(Website and app data records)
*-*-*

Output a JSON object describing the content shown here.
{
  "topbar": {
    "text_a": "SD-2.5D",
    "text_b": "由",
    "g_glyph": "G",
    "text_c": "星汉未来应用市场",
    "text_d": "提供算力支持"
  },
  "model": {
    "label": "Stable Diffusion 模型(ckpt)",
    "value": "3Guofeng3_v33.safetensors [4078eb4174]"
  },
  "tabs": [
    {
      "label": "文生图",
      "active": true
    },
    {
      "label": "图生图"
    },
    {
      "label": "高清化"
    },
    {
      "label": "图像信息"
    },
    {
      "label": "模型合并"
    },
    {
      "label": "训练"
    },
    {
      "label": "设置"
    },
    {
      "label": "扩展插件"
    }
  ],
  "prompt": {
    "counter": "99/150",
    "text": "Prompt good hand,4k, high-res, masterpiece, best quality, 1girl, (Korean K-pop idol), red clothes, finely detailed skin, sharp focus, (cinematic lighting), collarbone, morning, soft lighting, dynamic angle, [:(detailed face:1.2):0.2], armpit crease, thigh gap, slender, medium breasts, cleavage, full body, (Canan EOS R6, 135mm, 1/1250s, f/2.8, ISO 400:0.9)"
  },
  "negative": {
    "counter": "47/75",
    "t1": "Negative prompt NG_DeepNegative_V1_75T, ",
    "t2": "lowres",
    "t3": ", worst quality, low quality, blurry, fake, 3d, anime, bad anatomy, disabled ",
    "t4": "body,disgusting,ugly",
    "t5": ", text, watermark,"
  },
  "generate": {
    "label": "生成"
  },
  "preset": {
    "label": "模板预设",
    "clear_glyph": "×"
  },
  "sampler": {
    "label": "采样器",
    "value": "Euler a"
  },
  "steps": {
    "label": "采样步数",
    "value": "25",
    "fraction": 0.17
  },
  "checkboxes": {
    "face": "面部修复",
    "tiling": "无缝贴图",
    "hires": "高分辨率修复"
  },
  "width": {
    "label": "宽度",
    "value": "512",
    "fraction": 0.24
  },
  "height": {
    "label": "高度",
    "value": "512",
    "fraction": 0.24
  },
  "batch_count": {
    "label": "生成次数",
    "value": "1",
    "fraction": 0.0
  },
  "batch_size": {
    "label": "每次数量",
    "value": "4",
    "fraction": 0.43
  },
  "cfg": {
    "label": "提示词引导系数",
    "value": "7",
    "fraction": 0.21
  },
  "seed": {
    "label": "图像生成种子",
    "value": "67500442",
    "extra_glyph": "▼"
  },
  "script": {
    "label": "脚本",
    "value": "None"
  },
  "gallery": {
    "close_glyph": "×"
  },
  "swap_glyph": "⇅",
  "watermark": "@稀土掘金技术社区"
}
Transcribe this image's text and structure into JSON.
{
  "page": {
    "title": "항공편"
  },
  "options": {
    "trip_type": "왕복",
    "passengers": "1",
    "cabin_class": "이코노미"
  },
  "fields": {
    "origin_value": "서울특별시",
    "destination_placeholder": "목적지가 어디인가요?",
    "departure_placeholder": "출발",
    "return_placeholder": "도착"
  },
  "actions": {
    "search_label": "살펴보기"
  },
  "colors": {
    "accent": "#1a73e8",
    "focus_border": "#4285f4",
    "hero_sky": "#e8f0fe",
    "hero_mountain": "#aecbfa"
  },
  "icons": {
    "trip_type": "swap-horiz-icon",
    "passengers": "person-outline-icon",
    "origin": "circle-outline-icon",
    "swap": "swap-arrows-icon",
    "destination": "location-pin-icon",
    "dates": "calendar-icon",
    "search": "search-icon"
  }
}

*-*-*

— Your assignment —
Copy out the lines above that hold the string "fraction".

— Exercise output —
    "fraction": 0.17
    "fraction": 0.24
    "fraction": 0.24
    "fraction": 0.0
    "fraction": 0.43
    "fraction": 0.21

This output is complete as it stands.